The Flin Flon Reminder sent 13 questions to all of the candidates running to become the next Churchill-Keewatinook Aski MP in the Oct. 21 election. Four of them provided answers. People's Party of Canada candidate Kenneth Klyne did not respond.
What do you feel are your qualifications for federal office?
I have been involved in billion-dollar capital infrastructure projects for the last 12 years in a supervisory management role where my job was to “fix chaos.” I doubt the government will be much different. Lots of talking heads in the House of Commons, but you can find your fixers in the different government agencies.
What is your plan for the future of the economy? What role will industry/mining play in that plan?
Greens aren’t against mining; we are against tailings ponds. Especially ones left behind by corporations that declare bankruptcy and then leave for the taxpayer to clean up. We have a shocking amount of lithium in the north, those mining claims could literally be what saves the world.
What have been the main issues you’ve heard from people in this riding?
Cost of living, reduction of or no government services, no help for seniors, youth, the list goes on. The fact that no one seems to be listening at all to the issues of the north or the people themselves.
What measures to benefit Northern Manitoba would you wish to add to a federal budget?
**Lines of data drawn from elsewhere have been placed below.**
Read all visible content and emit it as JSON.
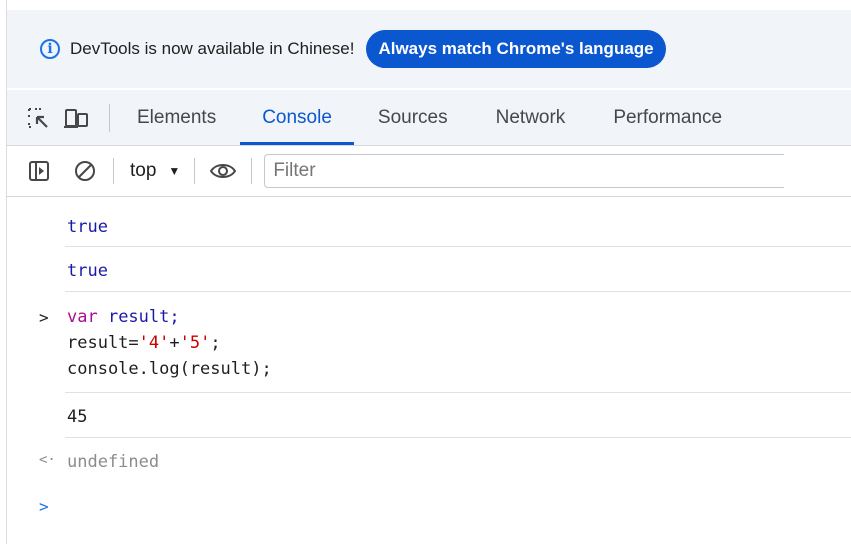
{
  "infobar": {
    "icon": "info-icon",
    "message": "DevTools is now available in Chinese!",
    "button_label": "Always match Chrome's language"
  },
  "tabs": {
    "items": [
      {
        "label": "Elements",
        "active": false
      },
      {
        "label": "Console",
        "active": true
      },
      {
        "label": "Sources",
        "active": false
      },
      {
        "label": "Network",
        "active": false
      },
      {
        "label": "Performance",
        "active": false
      }
    ],
    "icons": [
      "inspect-element-icon",
      "device-toolbar-icon"
    ]
  },
  "console_toolbar": {
    "icons": [
      "sidebar-toggle-icon",
      "clear-console-icon",
      "live-expression-eye-icon"
    ],
    "context_label": "top",
    "filter_placeholder": "Filter"
  },
  "console": {
    "entries": [
      {
        "type": "output",
        "text": "true"
      },
      {
        "type": "output",
        "text": "true"
      },
      {
        "type": "input",
        "lines": [
          [
            {
              "t": "var",
              "c": "kw"
            },
            {
              "t": " result;",
              "c": "blue"
            }
          ],
          [
            {
              "t": "result=",
              "c": "plain"
            },
            {
              "t": "'4'",
              "c": "str"
            },
            {
              "t": "+",
              "c": "plain"
            },
            {
              "t": "'5'",
              "c": "str"
            },
            {
              "t": ";",
              "c": "plain"
            }
          ],
          [
            {
              "t": "console.log(result);",
              "c": "plain"
            }
          ]
        ]
      },
      {
        "type": "log",
        "text": "45"
      },
      {
        "type": "return",
        "text": "undefined"
      }
    ],
    "input_prompt_symbol": ">",
    "return_symbol": "<·"
  },
  "colors": {
    "accent": "#0b57d0",
    "value_blue": "#1a1aa6",
    "keyword": "#a90d91",
    "string": "#c80000",
    "muted": "#8c8c8c"
  }
}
The biggest thing to boost the local economies of the north would be the universal basic income program. This one program would lift most of the riding out of poverty and give them some breathing room. There are a lot of scared seniors out there so a national pharmacare program would be a boost as well.
What is your plan regarding northern health care? What role can the federal government play in health issues?
We need major investments to get specialists up north, but we also need the equipment. It’s like no one ever looked at a population growth chart in the last 30 years and asked themselves “Hey, you know we have all these baby boomers retiring, maybe we should invest in health care?” Is anyone even thinking in Ottawa?
What are your main concerns regarding environmental conservation? Do you support a carbon tax?
The Greens have the most ambitious plan compared to any other party. It is bold, because it is necessary for the survival of our species. We are subsidizing the oil and gas industry $3.3 billion a year with taxpayer dollars! We need to stop these subsidies, that only benefit rich corporations for polluting.
Where do you stand on immigration to Canada? What impact do you think immigration could have for the north?
Unless you are Indigenous, the entire north was built on immigration. Canada’s worker to retiree ratio is about four to one, so immigration is very necessary for a healthy economy. In the north, immigration has brought a lot of positive investment with the purchases of businesses which hire local people and filling the gaps in skilled jobs.
What is your stance on electoral reform? Would changing Canada’s electoral system be a priority for you?
One hundred per cent behind it. It is insane that the Liberals got 39 per cent of the vote, and thus more than 50 per cent of the seats and 100 per cent of the power. We achieve way more as a country in minority governments than with majority rule. Minority governments encourage collaboration. Every single vote should count towards the percentage of MPs each party gets.
What measures would you propose to help remote Indigenous communities?
Universal basic income would be the most immediate positive effect to remote Indigenous communities. As an Indigenous person who is related to probably half of Northern Manitoba by now, it was important to me that the Greens had a comprehensive plan to help. Our first platform item isn’t on the climate emergency but rather reconciliation with Indigenous Peoples.
How do you feel about negative campaigning? Would you consider you and/or your party to be running a clean campaign? What about your opponents?
It is hard not to get frustrated, but you take a deep breath and move on. Greens have always been attacked from the other parties, especially now since we are gaining ground, have record support and record fundraising. When they fear the support you are getting, the other parties attack you.
What policy or practice do you disagree with your party on and why? Would you consider breaking rank with the party on that issue?
Greens are responsible to their constituents first, then party. I can argue with Elizabeth May all day long and she’ll ask, “Did you fight for your constituents?” When I say yes, then I did what I was supposed to do as a Green MP. Green votes aren’t whipped. So if I did have issues, I’m allowed to have them.
In 30 words or less–What is your elevator pitch for undecided voters?
I think we have been ignored for 30 years by our politicians sent to represent us. We need action, not more talk. Your children’s lives depend on it.
What question do you wish we would have asked?
I would have asked why the other candidates think they are worth $175,000 a year plus expenses. If you don’t do anything, you should be recalled. If you are going to stand for office, you should be able to give a detailed reason why you should be the MP and give the constituents status reports of your efforts.